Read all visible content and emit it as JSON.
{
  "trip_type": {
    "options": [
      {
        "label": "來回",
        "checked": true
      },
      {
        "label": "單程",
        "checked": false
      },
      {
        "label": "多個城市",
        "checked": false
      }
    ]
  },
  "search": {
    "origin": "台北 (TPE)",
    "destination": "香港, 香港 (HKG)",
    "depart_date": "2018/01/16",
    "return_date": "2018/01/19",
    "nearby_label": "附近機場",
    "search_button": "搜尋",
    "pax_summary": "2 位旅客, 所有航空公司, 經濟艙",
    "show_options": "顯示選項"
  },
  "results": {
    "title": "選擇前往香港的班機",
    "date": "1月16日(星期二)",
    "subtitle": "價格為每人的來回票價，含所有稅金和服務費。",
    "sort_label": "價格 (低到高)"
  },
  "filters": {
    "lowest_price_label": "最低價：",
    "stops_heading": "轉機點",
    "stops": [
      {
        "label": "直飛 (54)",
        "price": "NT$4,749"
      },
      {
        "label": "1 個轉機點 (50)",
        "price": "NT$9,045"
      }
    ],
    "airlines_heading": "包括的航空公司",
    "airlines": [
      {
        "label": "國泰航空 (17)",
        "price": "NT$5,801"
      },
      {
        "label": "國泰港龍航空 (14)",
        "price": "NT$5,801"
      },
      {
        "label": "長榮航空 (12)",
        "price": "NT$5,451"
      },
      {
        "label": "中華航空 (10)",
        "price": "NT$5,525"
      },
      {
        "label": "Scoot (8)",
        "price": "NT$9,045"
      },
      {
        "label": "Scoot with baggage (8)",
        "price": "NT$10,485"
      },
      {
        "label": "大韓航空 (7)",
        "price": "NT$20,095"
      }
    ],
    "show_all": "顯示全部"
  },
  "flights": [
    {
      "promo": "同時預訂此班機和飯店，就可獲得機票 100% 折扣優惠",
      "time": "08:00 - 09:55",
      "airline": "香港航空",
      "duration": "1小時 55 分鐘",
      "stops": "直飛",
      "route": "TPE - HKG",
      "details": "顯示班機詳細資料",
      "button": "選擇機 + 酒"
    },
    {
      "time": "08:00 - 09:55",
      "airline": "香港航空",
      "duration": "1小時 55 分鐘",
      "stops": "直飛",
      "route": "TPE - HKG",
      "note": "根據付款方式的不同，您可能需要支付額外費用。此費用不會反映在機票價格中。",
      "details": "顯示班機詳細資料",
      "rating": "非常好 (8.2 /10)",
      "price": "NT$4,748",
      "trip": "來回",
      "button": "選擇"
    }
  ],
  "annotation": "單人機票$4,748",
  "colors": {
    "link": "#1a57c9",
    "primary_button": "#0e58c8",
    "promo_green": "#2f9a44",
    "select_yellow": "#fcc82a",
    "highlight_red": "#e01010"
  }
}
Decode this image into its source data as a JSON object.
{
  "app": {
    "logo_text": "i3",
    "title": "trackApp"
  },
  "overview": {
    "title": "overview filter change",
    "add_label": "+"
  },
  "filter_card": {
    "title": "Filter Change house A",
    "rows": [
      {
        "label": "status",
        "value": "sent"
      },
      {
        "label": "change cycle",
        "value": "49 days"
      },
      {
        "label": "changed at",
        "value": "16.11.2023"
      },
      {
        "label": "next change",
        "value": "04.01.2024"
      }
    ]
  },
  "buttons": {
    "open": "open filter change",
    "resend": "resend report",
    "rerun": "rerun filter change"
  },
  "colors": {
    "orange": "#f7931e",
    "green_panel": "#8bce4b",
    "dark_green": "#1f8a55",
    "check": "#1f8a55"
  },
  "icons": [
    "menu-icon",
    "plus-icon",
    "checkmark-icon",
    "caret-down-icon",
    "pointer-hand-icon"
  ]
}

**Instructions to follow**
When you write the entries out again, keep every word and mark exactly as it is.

**Solved problem**
Read all visible content and emit it as JSON.
{
  "trip_type": {
    "options": [
      {
        "label": "來回",
        "checked": true
      },
      {
        "label": "單程",
        "checked": false
      },
      {
        "label": "多個城市",
        "checked": false
      }
    ]
  },
  "search": {
    "origin": "台北 (TPE)",
    "destination": "香港, 香港 (HKG)",
    "depart_date": "2018/01/16",
    "return_date": "2018/01/19",
    "nearby_label": "附近機場",
    "search_button": "搜尋",
    "pax_summary": "2 位旅客, 所有航空公司, 經濟艙",
    "show_options": "顯示選項"
  },
  "results": {
    "title": "選擇前往香港的班機",
    "date": "1月16日(星期二)",
    "subtitle": "價格為每人的來回票價，含所有稅金和服務費。",
    "sort_label": "價格 (低到高)"
  },
  "filters": {
    "lowest_price_label": "最低價：",
    "stops_heading": "轉機點",
    "stops": [
      {
        "label": "直飛 (54)",
        "price": "NT$4,749"
      },
      {
        "label": "1 個轉機點 (50)",
        "price": "NT$9,045"
      }
    ],
    "airlines_heading": "包括的航空公司",
    "airlines": [
      {
        "label": "國泰航空 (17)",
        "price": "NT$5,801"
      },
      {
        "label": "國泰港龍航空 (14)",
        "price": "NT$5,801"
      },
      {
        "label": "長榮航空 (12)",
        "price": "NT$5,451"
      },
      {
        "label": "中華航空 (10)",
        "price": "NT$5,525"
      },
      {
        "label": "Scoot (8)",
        "price": "NT$9,045"
      },
      {
        "label": "Scoot with baggage (8)",
        "price": "NT$10,485"
      },
      {
        "label": "大韓航空 (7)",
        "price": "NT$20,095"
      }
    ],
    "show_all": "顯示全部"
  },
  "flights": [
    {
      "promo": "同時預訂此班機和飯店，就可獲得機票 100% 折扣優惠",
      "time": "08:00 - 09:55",
      "airline": "香港航空",
      "duration": "1小時 55 分鐘",
      "stops": "直飛",
      "route": "TPE - HKG",
      "details": "顯示班機詳細資料",
      "button": "選擇機 + 酒"
    },
    {
      "time": "08:00 - 09:55",
      "airline": "香港航空",
      "duration": "1小時 55 分鐘",
      "stops": "直飛",
      "route": "TPE - HKG",
      "note": "根據付款方式的不同，您可能需要支付額外費用。此費用不會反映在機票價格中。",
      "details": "顯示班機詳細資料",
      "rating": "非常好 (8.2 /10)",
      "price": "NT$4,748",
      "trip": "來回",
      "button": "選擇"
    }
  ],
  "annotation": "單人機票$4,748",
  "colors": {
    "link": "#1a57c9",
    "primary_button": "#0e58c8",
    "promo_green": "#2f9a44",
    "select_yellow": "#fcc82a",
    "highlight_red": "#e01010"
  }
}
Decode this image into its source data as a JSON object.
{
  "app": {
    "logo_text": "i3",
    "title": "trackApp"
  },
  "overview": {
    "title": "overview filter change",
    "add_label": "+"
  },
  "filter_card": {
    "title": "Filter Change house A",
    "rows": [
      {
        "label": "status",
        "value": "sent"
      },
      {
        "label": "change cycle",
        "value": "49 days"
      },
      {
        "label": "changed at",
        "value": "16.11.2023"
      },
      {
        "label": "next change",
        "value": "04.01.2024"
      }
    ]
  },
  "buttons": {
    "open": "open filter change",
    "resend": "resend report",
    "rerun": "rerun filter change"
  },
  "colors": {
    "orange": "#f7931e",
    "green_panel": "#8bce4b",
    "dark_green": "#1f8a55",
    "check": "#1f8a55"
  },
  "icons": [
    "menu-icon",
    "plus-icon",
    "checkmark-icon",
    "caret-down-icon",
    "pointer-hand-icon"
  ]
}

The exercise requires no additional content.